The country reported 231 new cases on Monday alone. Most of the country’s cases have been linked to a church in Daegu and a hospital in the nearby county of Cheongdo.

South Korea reported another large jump in new virus cases Monday a day after the the president called for “unprecedented, powerful” steps to combat the outbreak that is increasingly confounding attempts to stop the spread.

The 161 new cases bring South Korea’s total to 763 cases, and two more deaths raise its toll to seven.
China also Monday reported 409 new cases, raising the mainland’s total to 77,150 after a zigzag pattern of increases in recent days.

The 150 new deaths from the COVID-19 illness raised China’s total to 2,592 and showed a spike after hovering around 100 for four days. All but one death were in Hubei province, where the outbreak emerged in December.

Significant jumps in cases outside China have raised concern of the outbreak getting out of control. South Korea has the third-highest national total behind China and Japan, and cases have rapidly increased in Italy and Iran in just a few days.

Most of Japan’s cases were from the Diamond Princess cruise ship, where nearly one-fifth of its 3,711 passengers and crew became infected.

More than 140 of South Korea’s new cases were in and near Daegu, the city of 2.5 million people where most of the country’s infections have occurred. Five of the seven deaths were linked to a hospital in Cheongdo, near Daegu, where a slew of infections were confirmed among patients in a mental ward.

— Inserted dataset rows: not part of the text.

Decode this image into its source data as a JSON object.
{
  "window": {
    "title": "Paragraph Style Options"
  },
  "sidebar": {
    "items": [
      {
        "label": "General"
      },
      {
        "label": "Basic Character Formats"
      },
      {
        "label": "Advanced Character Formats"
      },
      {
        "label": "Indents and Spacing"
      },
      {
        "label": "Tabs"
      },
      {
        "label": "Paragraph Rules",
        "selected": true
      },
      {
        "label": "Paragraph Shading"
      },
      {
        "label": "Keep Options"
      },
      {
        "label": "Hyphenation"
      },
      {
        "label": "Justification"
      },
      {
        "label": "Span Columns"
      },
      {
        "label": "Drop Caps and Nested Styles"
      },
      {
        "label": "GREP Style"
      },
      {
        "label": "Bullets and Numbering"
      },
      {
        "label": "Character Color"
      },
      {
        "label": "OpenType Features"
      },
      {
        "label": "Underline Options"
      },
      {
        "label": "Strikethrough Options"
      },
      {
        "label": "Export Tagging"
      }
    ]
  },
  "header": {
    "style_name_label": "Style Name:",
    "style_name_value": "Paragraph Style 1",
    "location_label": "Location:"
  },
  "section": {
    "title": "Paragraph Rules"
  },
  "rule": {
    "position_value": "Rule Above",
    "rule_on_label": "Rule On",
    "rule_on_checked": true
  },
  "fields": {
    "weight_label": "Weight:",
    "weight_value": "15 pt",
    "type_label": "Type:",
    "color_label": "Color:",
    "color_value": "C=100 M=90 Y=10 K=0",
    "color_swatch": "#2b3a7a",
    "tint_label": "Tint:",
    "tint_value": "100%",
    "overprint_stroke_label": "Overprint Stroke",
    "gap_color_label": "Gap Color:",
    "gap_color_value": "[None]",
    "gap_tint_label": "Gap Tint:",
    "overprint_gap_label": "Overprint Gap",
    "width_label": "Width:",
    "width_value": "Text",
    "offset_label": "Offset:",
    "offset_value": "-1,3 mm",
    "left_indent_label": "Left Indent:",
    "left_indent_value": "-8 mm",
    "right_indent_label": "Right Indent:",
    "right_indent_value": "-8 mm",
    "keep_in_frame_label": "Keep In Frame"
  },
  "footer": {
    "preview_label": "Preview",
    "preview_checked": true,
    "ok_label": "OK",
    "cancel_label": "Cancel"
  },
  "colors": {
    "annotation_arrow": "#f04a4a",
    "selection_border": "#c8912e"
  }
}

While officials have expressed hope they could contain the outbreak to the region surrounding Daegu, some experts noted signs of the virus circulating nationwide, pointing to a number of cases in the capital, Seoul, and elsewhere that weren’t immediately traceable.

“In Daegu, the number of new cases that are being confirmed by tests is quite large, and if we fail to effectively stem community transmissions in this area, there would be a large possibility (that the illness) spreads nationwide,” South Korean Vice Health Minister Kim Gang-lip said in a briefing, saying that the government aims to stabilize Daegu’s situation in four weeks.